Head lice. Hard to kill except in Michigan!


Head LiceMillions of children will head back to school this month. But many will end missing school while they deal with a nationwide epidemic. According to research presented at the American Chemical Society’s National Annual Meeting, head lice have developed a high level of resistance to the most common over-the-counter treatments in 25 states.

Researchers from Southern Illinois University found that out of 109 head lice populations in 30 states, 104 had high levels of gene mutations causing the lice to be resistant to permethrin, the active ingredient in the most common head lice treatment products found in drug stores.

Tiny SquirrelPersonally I’m not a fan of putting chemicals on my kids’ heads so I follow the old rule, “they can’t mate with broken legs.” Regular combing with a nit comb will break the legs of a stray louse, comb out eggs  and will prevent an infestation. Once you have them, combing removes their eggs. Using hair conditioner, or the old Italian treatment of smothering with olive oil, is a good natural remedy, too. Sadly, school districts tend to like you to use permethrin. The good news is that it’s poorly absorbed by mammals and human skin, the bad news is that Canadian research suggests pyrethroids may be associated with behavior problems in children.

Regular combing will take out adults, larvae and eggs that transfer during the day, and will stop an infestation before it takes hold.
Regular combing will take out adults, larvae and eggs that transfer during the day, and will stop an infestation before it takes hold.

Lice populations in at least 25 US states have developed resistance to traditional treatments commonly used by doctors, parents and schools, scientists warn.


  • Avoid sharing combs, brushes, towels, hats and helmets
  • Don’t go head to head – try to avoid touching hairs and heads with other kids when hugging hello or goodbye
  • Keep hats, scarves and coats out of common areas
  • Selfies are fun, but can help spread lice!

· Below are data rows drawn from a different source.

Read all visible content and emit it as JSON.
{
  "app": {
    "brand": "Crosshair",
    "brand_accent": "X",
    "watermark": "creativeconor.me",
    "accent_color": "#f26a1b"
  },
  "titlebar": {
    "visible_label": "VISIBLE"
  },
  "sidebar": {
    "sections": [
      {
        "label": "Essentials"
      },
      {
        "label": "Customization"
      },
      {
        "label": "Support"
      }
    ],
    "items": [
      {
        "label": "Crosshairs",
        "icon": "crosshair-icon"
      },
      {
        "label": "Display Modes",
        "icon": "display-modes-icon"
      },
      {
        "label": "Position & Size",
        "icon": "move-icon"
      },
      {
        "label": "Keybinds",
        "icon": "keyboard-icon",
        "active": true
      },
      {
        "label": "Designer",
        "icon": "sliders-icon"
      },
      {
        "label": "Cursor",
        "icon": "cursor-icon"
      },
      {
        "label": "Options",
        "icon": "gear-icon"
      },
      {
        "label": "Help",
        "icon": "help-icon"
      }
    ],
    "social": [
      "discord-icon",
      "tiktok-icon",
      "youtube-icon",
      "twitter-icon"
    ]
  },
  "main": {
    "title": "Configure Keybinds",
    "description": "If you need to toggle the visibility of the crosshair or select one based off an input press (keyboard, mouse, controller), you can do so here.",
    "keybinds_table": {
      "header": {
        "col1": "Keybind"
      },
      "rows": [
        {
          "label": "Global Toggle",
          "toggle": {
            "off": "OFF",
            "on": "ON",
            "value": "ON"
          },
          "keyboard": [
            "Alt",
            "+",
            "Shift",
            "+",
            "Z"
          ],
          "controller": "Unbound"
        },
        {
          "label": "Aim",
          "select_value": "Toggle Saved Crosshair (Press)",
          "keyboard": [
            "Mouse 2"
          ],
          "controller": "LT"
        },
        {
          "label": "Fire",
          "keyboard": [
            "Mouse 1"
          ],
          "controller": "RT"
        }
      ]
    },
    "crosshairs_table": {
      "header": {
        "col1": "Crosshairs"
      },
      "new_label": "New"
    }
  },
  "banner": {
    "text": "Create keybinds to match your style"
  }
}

Taking a selfie is part of hanging out, but if it involves more than one person squeezing into a frame and connecting heads you might want your kid to opt out or go solo
  • States that follow the CDC recommendations say you can return to school as soon as you have received chemical treatment for the lice


  • Head lice spread by crawling; they cannot jump, fly or hop
  • Head to head contact with a person who has head lice is the most common way to transfer lice
  • Dogs, cats and other pets cannot contract or spread lice
  • Over the counter chemical lice pesticide treatments and shampoos are no longer effective on killing many strains of head lice
  • Head lice love all types of hair. They are not the result of bad hygiene and prefer clean rather than dirty hair

“What we found was that 104 out of the 109 lice populations we tested had high levels of gene mutations, which have been linked to resistance to pyrethroids,” Dr. Kyong Yoon of Southern Illinois University said, adding that his team is the first to collect lice samples from a large number of populations across the US.

Pyrethroids are a family of synthetic chemicals with insect repellent properties. Permethrin, which also belongs to pyrethroids, is an active ingredient in some of the most common lice treatments, such as lotions and sprays, sold at drug stores. The bugs are spread by head-to-head contact and are notoriously common among primary school kids.

According to Yoon, the momentum toward pyrethroid-resistant lice has been mounting for years, with the first report coming from Israel in the late 1990s. In 2000, when Yoon was a graduate student at the University of Massachusetts, he became one of the first to report the phenomenon in America.

“I was working on insecticide metabolism in a potato beetle when my mentor, John Clark, suggested I look into the resurgence of head lice,” he said in a press release.

“I asked him in what country and was surprised when he said the US.”

Yoon contacted schools near the university to collect samples. He imagined that the lice had probably already developed resistance to the most common insecticides aimed at combating nasty bugs. So he decided to test the pests for a trio of genetic mutations known as kdr (knock-down resistance). Yoon found that many of the lice did as a matter of fact have those kdr mutations, which affect a bug’s nervous system, desensitizing them to pyrethroids.

In his most recent study, Yoon gathered lice from as many as 30 states in America. Population samples with all three genetic mutations associated with kdr came from 25 states, including California, Texas, Florida and Maine. Samples from four states, such as New York, New Jersey, New Mexico and Oregon, had one, two or three mutations. The only state with a population of lice still largely susceptible to the insecticide was Michigan. Yoon says he is still investigating, why lice haven’t developed resistance there.

The scientist reassures that lice can still be treated using different chemicals, some of which are actually available only by prescription.

He cautioned that if you use a chemical over and over, “these little creatures will eventually develop resistance,” however. The only good news is that head lice don’t carry disease. “They’re more a nuisance than anything else,” Yoon wrapped up.